ApIvor's setting of T. S. Eliot's The Hollow Men is the most significant achievement of his early musical career and marks an important point of transition in his development as a composer. In its ambitious scale, the work signalled a major break with his earlier compositional output, which up until that point had consisted almost entirely of solo songs. Furthermore, as the preliminary attempt at the integration of contemporary styles into his idiom, it provided the basis from which his more radical experiments were to grow. The work is scored for baritone solo, chorus and an orchestra of the following specifications: flute, piccolo, clarinet, bassoon, double bassoon, two E-flat alto saxophones, three trumpets, three trombones, strings, piano, timpani and percussion. It was performed to considerable acclaim in a BBC broadcast concert on 21 February 1950, by the BBC Male Voice Chorus with Redvers Llewellyn (baritone) and the London Symphony Orchestra, conducted by Constant Lambert.
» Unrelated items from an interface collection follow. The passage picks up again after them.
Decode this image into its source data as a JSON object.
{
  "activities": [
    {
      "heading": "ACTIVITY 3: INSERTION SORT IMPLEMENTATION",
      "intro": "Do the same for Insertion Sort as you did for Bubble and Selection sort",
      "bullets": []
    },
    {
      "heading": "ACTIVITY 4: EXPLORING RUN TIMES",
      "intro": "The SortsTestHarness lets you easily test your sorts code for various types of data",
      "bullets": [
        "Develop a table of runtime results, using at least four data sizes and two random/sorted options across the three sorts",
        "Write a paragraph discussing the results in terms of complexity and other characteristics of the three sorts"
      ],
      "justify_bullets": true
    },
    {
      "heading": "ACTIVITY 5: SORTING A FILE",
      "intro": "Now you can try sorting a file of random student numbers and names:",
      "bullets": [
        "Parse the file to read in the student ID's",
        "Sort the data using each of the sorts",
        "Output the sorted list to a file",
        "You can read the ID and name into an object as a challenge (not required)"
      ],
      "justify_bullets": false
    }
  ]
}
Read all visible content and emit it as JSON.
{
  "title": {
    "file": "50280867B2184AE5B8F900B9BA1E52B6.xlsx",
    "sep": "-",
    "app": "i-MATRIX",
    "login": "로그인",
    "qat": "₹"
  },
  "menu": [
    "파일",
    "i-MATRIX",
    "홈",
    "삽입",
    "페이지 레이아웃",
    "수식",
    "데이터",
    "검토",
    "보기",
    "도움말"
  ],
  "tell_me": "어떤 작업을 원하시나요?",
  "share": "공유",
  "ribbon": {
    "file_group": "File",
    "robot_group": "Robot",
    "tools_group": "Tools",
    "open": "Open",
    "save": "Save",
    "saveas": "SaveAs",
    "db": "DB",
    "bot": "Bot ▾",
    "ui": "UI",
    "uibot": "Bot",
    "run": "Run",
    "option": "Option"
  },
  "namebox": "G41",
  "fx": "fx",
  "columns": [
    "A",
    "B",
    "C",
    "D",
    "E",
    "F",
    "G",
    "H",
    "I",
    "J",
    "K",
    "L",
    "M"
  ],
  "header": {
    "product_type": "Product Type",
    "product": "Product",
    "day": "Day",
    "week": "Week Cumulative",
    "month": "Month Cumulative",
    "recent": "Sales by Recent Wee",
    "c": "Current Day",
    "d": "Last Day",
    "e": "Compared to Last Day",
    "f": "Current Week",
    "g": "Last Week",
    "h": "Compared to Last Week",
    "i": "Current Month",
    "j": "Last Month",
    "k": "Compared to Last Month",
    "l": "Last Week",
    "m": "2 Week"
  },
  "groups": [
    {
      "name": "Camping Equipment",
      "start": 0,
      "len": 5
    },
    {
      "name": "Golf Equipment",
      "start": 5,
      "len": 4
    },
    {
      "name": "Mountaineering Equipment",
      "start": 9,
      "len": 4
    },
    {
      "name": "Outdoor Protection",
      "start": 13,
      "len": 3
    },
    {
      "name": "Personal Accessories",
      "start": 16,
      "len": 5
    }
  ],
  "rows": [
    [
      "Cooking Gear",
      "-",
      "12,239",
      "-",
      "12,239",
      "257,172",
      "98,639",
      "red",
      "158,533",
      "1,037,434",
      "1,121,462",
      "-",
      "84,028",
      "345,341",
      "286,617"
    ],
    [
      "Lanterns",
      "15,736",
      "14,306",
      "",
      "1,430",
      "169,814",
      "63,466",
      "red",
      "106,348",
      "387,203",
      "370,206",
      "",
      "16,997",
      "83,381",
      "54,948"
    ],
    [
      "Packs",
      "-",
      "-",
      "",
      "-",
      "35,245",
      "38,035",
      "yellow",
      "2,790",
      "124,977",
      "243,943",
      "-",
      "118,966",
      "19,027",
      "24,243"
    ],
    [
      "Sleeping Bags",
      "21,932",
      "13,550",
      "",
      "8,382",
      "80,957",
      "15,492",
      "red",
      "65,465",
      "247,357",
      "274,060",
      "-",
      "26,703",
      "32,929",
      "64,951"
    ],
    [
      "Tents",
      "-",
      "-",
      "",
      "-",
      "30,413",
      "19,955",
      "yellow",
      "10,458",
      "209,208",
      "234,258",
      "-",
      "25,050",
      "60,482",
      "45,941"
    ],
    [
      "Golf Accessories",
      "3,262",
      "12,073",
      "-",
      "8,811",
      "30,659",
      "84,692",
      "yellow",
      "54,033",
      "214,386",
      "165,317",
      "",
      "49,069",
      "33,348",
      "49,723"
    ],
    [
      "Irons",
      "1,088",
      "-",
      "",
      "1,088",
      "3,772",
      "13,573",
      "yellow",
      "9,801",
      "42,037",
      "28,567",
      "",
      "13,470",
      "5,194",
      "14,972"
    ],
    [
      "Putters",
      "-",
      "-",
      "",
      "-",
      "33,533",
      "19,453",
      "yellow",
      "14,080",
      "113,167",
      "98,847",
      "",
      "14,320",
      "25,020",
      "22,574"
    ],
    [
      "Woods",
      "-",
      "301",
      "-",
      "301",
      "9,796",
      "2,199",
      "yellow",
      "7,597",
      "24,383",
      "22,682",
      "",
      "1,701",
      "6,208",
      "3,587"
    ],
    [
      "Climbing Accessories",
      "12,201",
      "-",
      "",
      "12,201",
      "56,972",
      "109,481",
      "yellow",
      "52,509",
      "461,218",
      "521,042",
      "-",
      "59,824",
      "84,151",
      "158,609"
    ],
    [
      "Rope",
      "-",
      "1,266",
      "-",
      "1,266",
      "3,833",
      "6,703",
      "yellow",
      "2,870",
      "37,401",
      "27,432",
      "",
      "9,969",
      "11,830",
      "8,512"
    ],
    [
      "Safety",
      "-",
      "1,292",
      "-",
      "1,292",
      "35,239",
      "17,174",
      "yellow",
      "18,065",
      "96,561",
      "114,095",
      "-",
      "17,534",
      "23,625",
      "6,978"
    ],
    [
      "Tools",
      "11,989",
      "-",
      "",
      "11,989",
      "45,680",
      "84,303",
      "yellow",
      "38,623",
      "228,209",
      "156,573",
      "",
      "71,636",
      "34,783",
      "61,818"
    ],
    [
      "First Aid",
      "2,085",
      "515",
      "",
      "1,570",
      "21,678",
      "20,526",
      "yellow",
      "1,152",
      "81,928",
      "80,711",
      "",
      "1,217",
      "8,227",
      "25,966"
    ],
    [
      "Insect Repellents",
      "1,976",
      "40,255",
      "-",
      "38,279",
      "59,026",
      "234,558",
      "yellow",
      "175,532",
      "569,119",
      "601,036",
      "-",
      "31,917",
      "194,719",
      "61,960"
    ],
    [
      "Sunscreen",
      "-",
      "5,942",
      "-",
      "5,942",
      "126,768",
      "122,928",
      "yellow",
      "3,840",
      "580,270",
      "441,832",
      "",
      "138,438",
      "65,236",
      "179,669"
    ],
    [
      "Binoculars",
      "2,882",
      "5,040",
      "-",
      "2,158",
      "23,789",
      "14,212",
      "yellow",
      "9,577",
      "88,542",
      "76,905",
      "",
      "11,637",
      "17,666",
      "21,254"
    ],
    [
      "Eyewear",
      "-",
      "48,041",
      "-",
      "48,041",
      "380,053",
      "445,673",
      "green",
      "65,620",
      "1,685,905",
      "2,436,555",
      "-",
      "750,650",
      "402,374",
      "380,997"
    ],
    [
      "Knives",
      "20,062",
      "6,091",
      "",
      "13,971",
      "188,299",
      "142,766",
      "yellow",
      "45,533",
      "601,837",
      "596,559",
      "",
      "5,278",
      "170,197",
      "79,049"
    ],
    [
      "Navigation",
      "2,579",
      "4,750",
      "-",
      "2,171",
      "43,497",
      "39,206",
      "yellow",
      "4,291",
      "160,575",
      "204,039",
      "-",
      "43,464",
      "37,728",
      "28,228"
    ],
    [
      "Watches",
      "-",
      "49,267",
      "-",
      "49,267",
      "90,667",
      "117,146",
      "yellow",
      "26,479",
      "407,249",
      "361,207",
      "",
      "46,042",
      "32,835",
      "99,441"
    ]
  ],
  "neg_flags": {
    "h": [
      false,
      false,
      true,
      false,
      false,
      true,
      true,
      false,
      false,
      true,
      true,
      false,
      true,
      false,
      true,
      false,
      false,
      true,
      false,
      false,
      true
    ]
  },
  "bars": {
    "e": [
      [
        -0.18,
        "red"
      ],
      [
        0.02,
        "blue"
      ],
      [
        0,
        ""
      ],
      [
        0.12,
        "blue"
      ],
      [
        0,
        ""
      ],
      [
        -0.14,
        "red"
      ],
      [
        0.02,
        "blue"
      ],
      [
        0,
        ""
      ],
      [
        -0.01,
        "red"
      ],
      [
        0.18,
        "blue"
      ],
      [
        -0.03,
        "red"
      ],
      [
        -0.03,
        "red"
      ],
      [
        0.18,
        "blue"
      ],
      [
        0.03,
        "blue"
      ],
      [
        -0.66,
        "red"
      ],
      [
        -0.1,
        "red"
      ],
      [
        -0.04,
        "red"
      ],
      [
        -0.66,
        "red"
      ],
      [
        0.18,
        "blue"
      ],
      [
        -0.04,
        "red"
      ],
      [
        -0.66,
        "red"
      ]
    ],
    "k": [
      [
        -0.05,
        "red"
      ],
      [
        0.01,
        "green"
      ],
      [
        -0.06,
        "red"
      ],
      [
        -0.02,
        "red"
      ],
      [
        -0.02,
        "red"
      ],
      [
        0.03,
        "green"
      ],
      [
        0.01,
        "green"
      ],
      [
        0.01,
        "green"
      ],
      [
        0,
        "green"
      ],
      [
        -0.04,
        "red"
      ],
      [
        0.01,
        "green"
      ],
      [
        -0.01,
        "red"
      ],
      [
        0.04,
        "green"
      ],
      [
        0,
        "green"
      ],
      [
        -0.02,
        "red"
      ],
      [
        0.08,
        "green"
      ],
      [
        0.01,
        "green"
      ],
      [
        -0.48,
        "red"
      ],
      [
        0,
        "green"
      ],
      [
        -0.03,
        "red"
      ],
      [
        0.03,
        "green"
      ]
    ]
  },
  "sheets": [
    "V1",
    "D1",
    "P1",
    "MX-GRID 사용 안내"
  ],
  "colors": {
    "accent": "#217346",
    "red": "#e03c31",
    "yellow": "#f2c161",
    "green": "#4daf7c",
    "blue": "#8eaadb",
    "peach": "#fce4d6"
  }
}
It is likely that the initial idea of setting The Hollow Men, and indeed Eliot's poetry in general, was suggested by Constant Lambert's book Music Ho! (1934). As noted in Chapter 1, ApIvor had read this work during the early years of his residence in London and admits to having been strongly influenced by it. In an essay entitled 'The Spirit of Jazz', Lambert discusses the successful fusion of highbrow and lowbrow art in Eliot's poetry, identifying the last lines of The Hollow Men 'This is the way the world ends' with the jingle and sentiment of the jazz song.